I had RA when my husband married me. He thought he knew what he was getting into and for the most part it works out well with us. But he's not perfect and the frustration does sometimes come out.

It sounds like you both could benefit from a few sessions of counseling. Ask for a referral to a therapist who specializes in couples going through chronic disease. Playing the martyr never, never works because men just don't hear those unspoken messages we're trying to send!

In the meantime. look up an essay called "The Spoon Theory" on the web. It was written by a women suffering from lupus, but her essay applies to anyone with a related autoimmune disease like RA, AS, fibro, etc. Print out the essay and hand it to your husband to read.

Good luck!
Blank
1531526_tn?1330739676
Hey you guys,
I just started one on one therapy and I am going to see if she'll see both of us; if not, my husband (either way) is going to start one on one therapy. He's also in the beginnings of switching from Zoloft to Lexapro, being that anxiety is his issue (as well as A.D.D.). So we're dealing with quite a bit right now.

The therapy is helping me a lot, but I have so many issues to talk to her about that I may start seeing her bi-weekly so we can start to move forward. But first thing Monday he is calling to see his own therapist and then we will work on couples counseling for sure.

@Carol - I am going to have him read the spoon theory right now before we head to bed. THanks so much for 'listening' to me venting. We'll get there. we will. It's worth saving and it breaks my heart that my soon to be 3 year old is hearing and seeing this, and I know he's understanding what's going on. If anything, he's my motivation for getting the help and doing it immediately if not sooner...Thanks ladies!!! It's great to know that I'm not going crazy...ha...But seriously it helps to hear other's side/perspective.
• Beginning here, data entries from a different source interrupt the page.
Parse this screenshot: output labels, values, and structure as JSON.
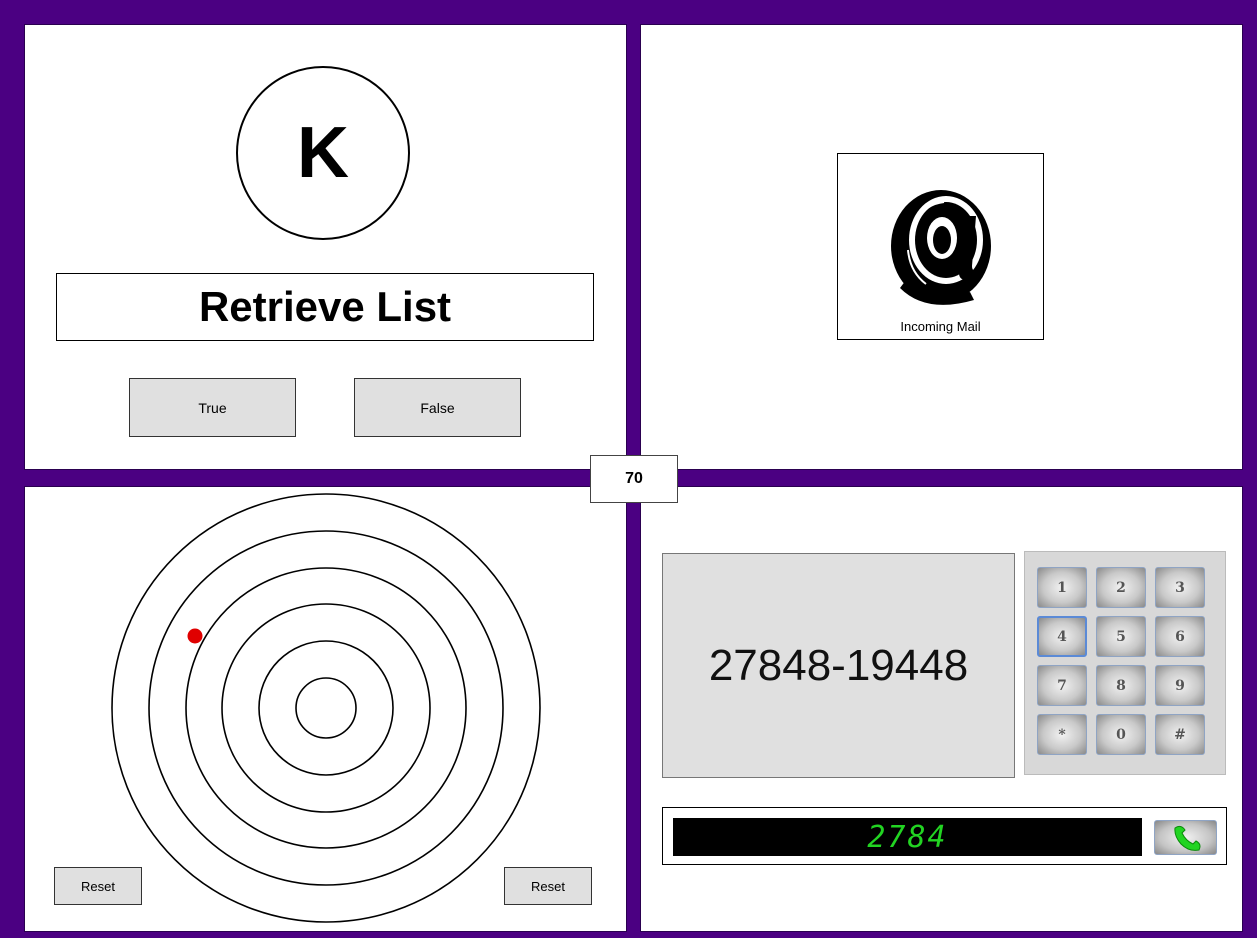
{
  "colors": {
    "frame": "#4b0082",
    "target_dot": "#e00000",
    "dial_text": "#22d422"
  },
  "top_left": {
    "letter": "K",
    "task_text": "Retrieve List",
    "true_label": "True",
    "false_label": "False"
  },
  "top_right": {
    "icon": "at-sign-icon",
    "mail_label": "Incoming Mail"
  },
  "counter": "70",
  "bottom_left": {
    "ring_count": 6,
    "reset_left_label": "Reset",
    "reset_right_label": "Reset"
  },
  "bottom_right": {
    "display_number": "27848-19448",
    "keys": [
      "1",
      "2",
      "3",
      "4",
      "5",
      "6",
      "7",
      "8",
      "9",
      "*",
      "0",
      "#"
    ],
    "selected_key": "4",
    "dialed": "2784",
    "call_icon": "phone-handset-icon"
  }
}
I really do appreciate it. Have a wonderful night.
Blank
1531526_tn?1330739676
ok Carol, thanks for making me cry!!!! But in a good way. He gets it now. I am now going to email it to my extremely unsupportive mom and sister in hopes they get it. Chances are, they'll see the length of it and barely skim through it. But it's worth a try, right?! Great analogy and story. Thanks so so much for sharing.
xo
Blank
1193998_tn?1265121197
[[big hugs]]  Glad to be of help, sweetie! It sounds to me like you're a fighter, and that's a good thing!

My own sister never really "got it" until she saw my and thousands of others posts on a Facebook message board for women with RA and other auto-immune issues. She ended up apologizing to me for decades of not really "getting it", particularly when we were growing up. It's tough on a child when their sister or brother seems to be getting all the attention because of an illness. Now we're in our 50s and getting along better than ever. Thank heaven for social networking!! :D
Blank
Post a Comment
To
Blank
Weight Tracker
Weight Tracker
Start Tracking Now
Arthritis Community Resources
RSS Expert Activity
469720_tn?1388149949
Blank
Abdominal Aortic Aneurysm-treatable... Blank
Oct 04 by Lee Kirksey, MDBlank
242532_tn?1269553979
Blank
The 3 Essentials to Ending Emotiona...
Sep 18 by Roger Gould, M.D.Blank
242532_tn?1269553979
Blank
Control Emotional Eating with this ...
Sep 04 by Roger Gould, M.D.Blank
Top Pain Answerers
10389859_tn?1409925468
Blank
Foggy2
1530171_tn?1418143903
Blank
TheLightSeeker
London, ON